STORED DATA Start Marker
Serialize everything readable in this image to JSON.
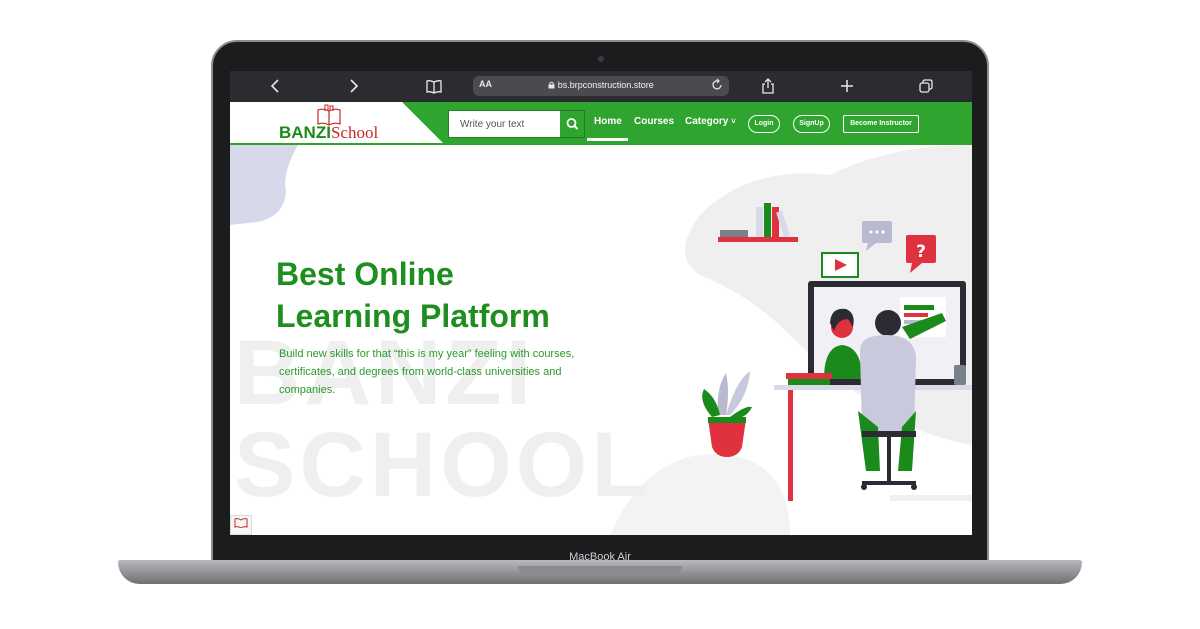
{
  "device": {
    "model_label": "MacBook Air"
  },
  "browser": {
    "back_icon": "chevron-left-icon",
    "forward_icon": "chevron-right-icon",
    "reader_icon": "book-icon",
    "text_size_label": "AA",
    "url": "bs.brpconstruction.store",
    "lock_icon": "lock-icon",
    "reload_icon": "reload-icon",
    "share_icon": "share-icon",
    "new_tab_icon": "plus-icon",
    "tabs_icon": "tabs-icon"
  },
  "header": {
    "logo": {
      "part1": "BANZI",
      "part2": "School"
    },
    "search": {
      "placeholder": "Write your text",
      "icon": "search-icon"
    },
    "nav": {
      "home": "Home",
      "courses": "Courses",
      "category": "Category",
      "category_caret": "˅",
      "login": "Login",
      "signup": "SignUp",
      "become_instructor": "Become Instructor"
    },
    "colors": {
      "brand_green": "#2fa52f",
      "accent_red": "#e0313f"
    }
  },
  "hero": {
    "watermark_line1": "BANZI",
    "watermark_line2": "SCHOOL",
    "title_line1": "Best Online",
    "title_line2": "Learning Platform",
    "subtitle": "Build new skills for that “this is my year” feeling with courses, certificates, and degrees from world-class universities and companies."
  }
}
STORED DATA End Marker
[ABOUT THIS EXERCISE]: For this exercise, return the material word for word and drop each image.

[RESULT]:
Serialize everything readable in this image to JSON.
{
  "device": {
    "model_label": "MacBook Air"
  },
  "browser": {
    "back_icon": "chevron-left-icon",
    "forward_icon": "chevron-right-icon",
    "reader_icon": "book-icon",
    "text_size_label": "AA",
    "url": "bs.brpconstruction.store",
    "lock_icon": "lock-icon",
    "reload_icon": "reload-icon",
    "share_icon": "share-icon",
    "new_tab_icon": "plus-icon",
    "tabs_icon": "tabs-icon"
  },
  "header": {
    "logo": {
      "part1": "BANZI",
      "part2": "School"
    },
    "search": {
      "placeholder": "Write your text",
      "icon": "search-icon"
    },
    "nav": {
      "home": "Home",
      "courses": "Courses",
      "category": "Category",
      "category_caret": "˅",
      "login": "Login",
      "signup": "SignUp",
      "become_instructor": "Become Instructor"
    },
    "colors": {
      "brand_green": "#2fa52f",
      "accent_red": "#e0313f"
    }
  },
  "hero": {
    "watermark_line1": "BANZI",
    "watermark_line2": "SCHOOL",
    "title_line1": "Best Online",
    "title_line2": "Learning Platform",
    "subtitle": "Build new skills for that “this is my year” feeling with courses, certificates, and degrees from world-class universities and companies."
  }
}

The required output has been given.